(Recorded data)
________________________________________
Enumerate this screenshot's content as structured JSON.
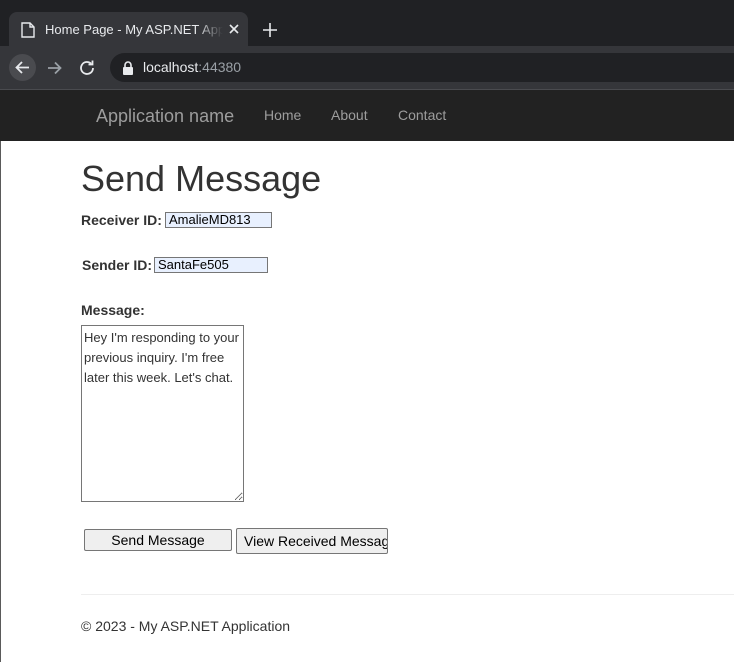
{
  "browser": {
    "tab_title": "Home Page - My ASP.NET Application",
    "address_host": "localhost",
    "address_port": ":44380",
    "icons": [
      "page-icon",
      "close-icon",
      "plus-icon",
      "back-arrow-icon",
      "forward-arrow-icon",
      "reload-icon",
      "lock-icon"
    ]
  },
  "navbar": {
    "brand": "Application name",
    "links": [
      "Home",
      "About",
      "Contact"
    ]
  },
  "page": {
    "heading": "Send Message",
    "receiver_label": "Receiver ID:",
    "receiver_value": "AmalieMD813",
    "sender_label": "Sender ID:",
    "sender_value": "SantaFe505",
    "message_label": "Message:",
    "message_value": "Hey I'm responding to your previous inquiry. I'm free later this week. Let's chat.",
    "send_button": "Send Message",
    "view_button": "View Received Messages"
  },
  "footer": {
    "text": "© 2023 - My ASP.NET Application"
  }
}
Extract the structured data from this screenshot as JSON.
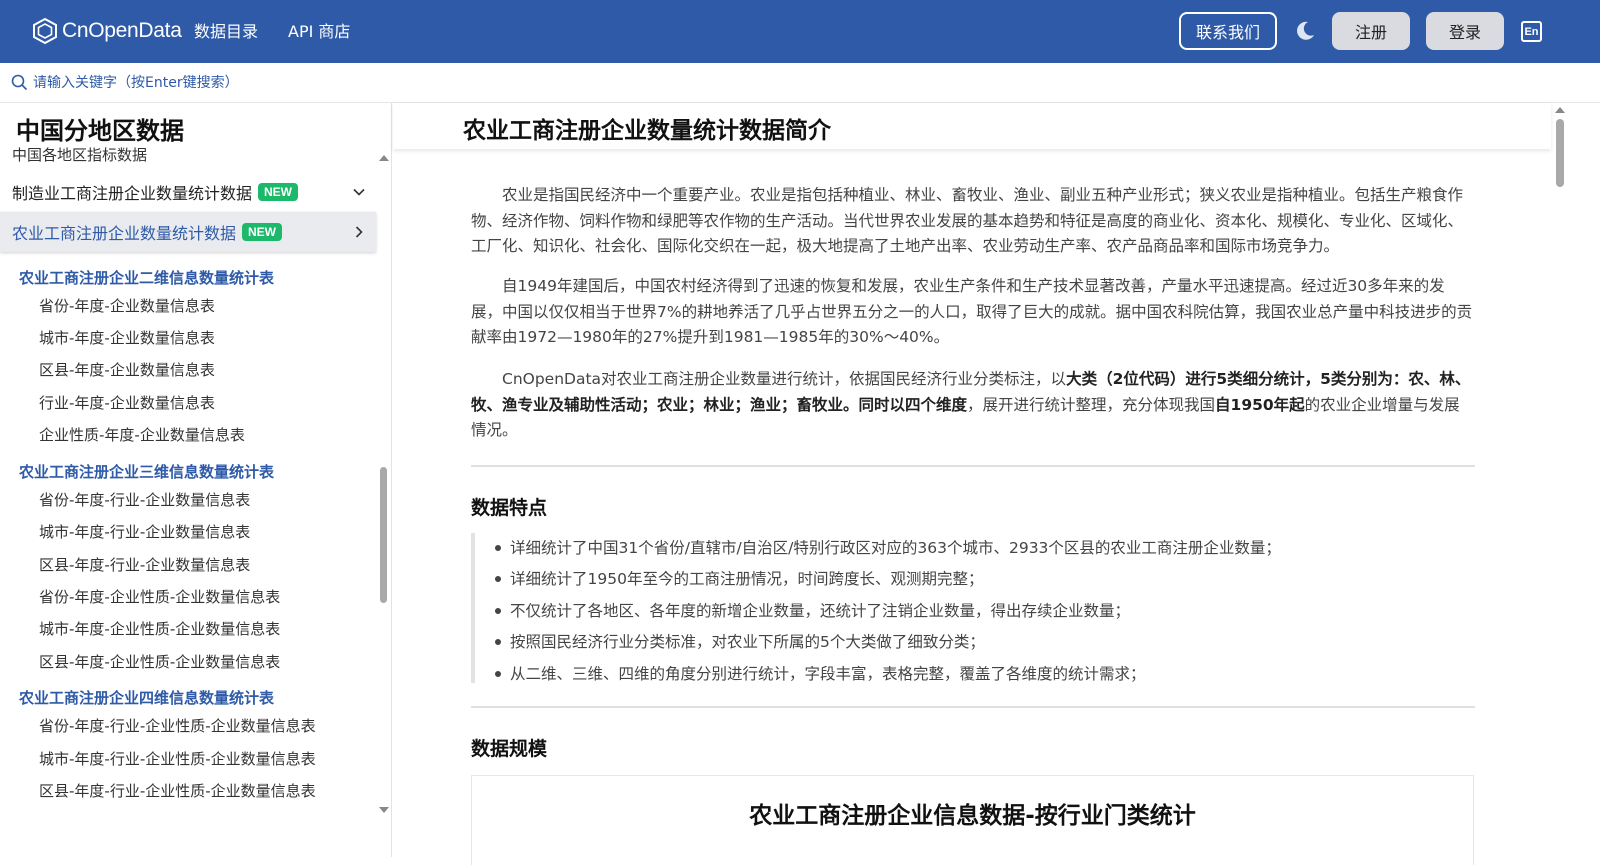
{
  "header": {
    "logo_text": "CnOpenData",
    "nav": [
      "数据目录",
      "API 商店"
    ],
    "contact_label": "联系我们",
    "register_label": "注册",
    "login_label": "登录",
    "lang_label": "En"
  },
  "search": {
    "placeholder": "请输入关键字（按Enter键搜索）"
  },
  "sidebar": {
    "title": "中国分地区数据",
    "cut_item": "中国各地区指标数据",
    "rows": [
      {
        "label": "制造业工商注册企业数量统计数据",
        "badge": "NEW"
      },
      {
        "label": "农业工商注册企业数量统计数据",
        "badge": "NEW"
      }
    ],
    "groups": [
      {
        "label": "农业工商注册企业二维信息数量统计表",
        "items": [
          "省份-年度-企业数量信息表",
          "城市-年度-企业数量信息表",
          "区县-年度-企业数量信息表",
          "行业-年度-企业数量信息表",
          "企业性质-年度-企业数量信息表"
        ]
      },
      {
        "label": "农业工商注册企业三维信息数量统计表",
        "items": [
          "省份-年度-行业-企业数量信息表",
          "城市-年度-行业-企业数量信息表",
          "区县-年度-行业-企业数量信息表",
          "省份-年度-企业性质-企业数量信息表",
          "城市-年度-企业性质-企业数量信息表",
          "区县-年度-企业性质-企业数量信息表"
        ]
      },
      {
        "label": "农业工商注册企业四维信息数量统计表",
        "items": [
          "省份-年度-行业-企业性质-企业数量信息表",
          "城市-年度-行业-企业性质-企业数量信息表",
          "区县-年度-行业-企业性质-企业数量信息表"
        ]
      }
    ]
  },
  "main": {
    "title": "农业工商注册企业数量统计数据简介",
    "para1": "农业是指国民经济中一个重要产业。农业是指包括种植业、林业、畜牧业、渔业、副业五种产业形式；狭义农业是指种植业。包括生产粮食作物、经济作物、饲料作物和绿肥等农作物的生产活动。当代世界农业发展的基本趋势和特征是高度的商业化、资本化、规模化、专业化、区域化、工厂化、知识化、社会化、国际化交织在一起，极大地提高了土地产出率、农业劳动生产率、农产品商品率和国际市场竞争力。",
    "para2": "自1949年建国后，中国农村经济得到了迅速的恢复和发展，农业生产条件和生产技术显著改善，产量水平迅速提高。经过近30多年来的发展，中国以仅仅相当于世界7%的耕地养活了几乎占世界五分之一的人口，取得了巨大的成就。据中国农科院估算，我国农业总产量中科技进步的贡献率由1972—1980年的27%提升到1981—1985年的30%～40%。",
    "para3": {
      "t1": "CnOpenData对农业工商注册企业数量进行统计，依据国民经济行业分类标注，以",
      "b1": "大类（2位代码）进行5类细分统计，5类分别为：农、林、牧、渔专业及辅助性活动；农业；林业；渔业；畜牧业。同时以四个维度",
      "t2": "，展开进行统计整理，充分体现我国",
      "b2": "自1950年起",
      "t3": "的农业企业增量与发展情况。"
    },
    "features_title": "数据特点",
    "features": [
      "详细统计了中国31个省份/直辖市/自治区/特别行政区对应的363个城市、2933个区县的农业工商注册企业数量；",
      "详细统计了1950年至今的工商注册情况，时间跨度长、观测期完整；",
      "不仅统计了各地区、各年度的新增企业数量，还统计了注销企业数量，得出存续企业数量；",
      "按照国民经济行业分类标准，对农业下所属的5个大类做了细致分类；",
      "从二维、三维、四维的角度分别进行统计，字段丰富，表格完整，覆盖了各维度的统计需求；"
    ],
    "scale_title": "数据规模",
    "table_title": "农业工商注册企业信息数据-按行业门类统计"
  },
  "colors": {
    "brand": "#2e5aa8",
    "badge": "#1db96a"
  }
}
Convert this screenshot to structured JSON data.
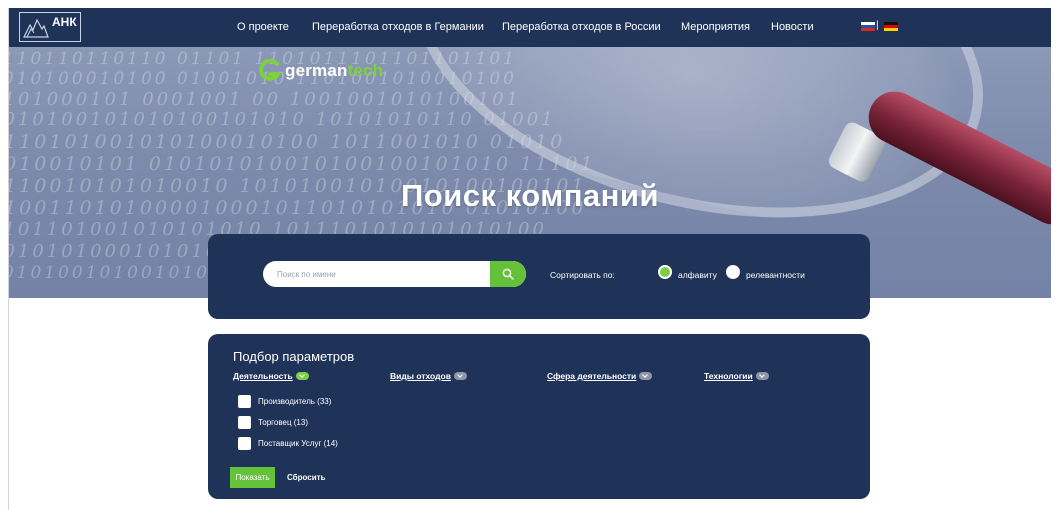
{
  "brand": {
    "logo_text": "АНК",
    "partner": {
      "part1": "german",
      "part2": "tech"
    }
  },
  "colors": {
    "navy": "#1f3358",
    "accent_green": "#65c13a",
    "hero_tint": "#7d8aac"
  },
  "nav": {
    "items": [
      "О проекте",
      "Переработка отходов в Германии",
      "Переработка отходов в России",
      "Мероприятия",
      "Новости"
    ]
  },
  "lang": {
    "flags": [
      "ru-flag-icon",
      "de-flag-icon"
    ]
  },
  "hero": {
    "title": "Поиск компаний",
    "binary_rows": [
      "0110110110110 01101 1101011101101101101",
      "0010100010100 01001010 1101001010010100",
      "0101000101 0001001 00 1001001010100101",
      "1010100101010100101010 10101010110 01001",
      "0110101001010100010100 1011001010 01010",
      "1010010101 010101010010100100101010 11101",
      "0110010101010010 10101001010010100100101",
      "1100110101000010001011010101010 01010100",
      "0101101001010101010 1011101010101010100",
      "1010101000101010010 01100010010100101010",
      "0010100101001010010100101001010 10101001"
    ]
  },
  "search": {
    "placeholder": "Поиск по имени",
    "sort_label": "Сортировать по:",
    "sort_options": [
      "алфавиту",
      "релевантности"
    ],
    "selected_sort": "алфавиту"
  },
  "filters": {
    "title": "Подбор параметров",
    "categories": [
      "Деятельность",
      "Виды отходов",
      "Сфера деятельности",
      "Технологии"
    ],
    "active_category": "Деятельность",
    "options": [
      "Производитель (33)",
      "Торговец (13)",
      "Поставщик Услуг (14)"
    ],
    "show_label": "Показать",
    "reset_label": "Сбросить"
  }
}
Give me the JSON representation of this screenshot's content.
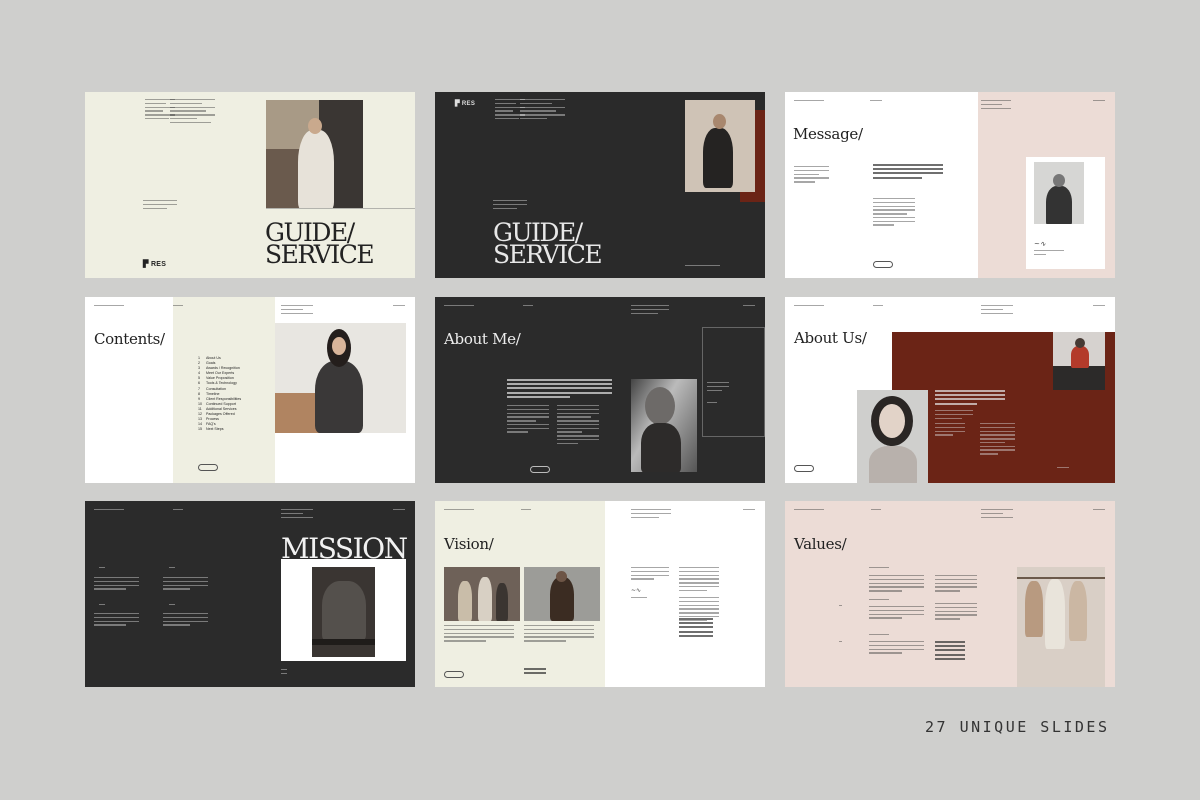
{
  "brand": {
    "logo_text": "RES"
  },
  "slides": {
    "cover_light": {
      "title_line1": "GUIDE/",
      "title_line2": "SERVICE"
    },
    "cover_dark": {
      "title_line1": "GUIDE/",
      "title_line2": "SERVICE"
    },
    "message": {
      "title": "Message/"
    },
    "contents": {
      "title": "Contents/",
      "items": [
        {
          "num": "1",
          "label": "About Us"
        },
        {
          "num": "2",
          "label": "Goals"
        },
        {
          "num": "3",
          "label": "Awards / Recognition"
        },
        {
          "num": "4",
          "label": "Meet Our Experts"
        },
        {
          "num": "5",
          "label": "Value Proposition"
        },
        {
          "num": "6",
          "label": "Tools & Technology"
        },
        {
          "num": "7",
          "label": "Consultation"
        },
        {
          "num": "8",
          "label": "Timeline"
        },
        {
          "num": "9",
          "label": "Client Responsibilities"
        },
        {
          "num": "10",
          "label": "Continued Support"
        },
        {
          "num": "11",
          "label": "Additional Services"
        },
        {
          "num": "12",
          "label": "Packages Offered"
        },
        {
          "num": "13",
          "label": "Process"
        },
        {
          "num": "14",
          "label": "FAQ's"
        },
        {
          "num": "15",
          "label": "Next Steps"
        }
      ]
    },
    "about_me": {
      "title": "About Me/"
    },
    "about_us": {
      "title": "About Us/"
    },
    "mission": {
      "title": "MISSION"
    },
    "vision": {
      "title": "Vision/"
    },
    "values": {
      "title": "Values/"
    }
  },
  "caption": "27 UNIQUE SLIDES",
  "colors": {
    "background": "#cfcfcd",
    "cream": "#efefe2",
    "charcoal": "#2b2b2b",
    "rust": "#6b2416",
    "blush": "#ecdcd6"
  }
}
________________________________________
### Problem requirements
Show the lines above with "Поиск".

### Response for this exercise
    "title": "Поиск компаний",
    "placeholder": "Поиск по имени",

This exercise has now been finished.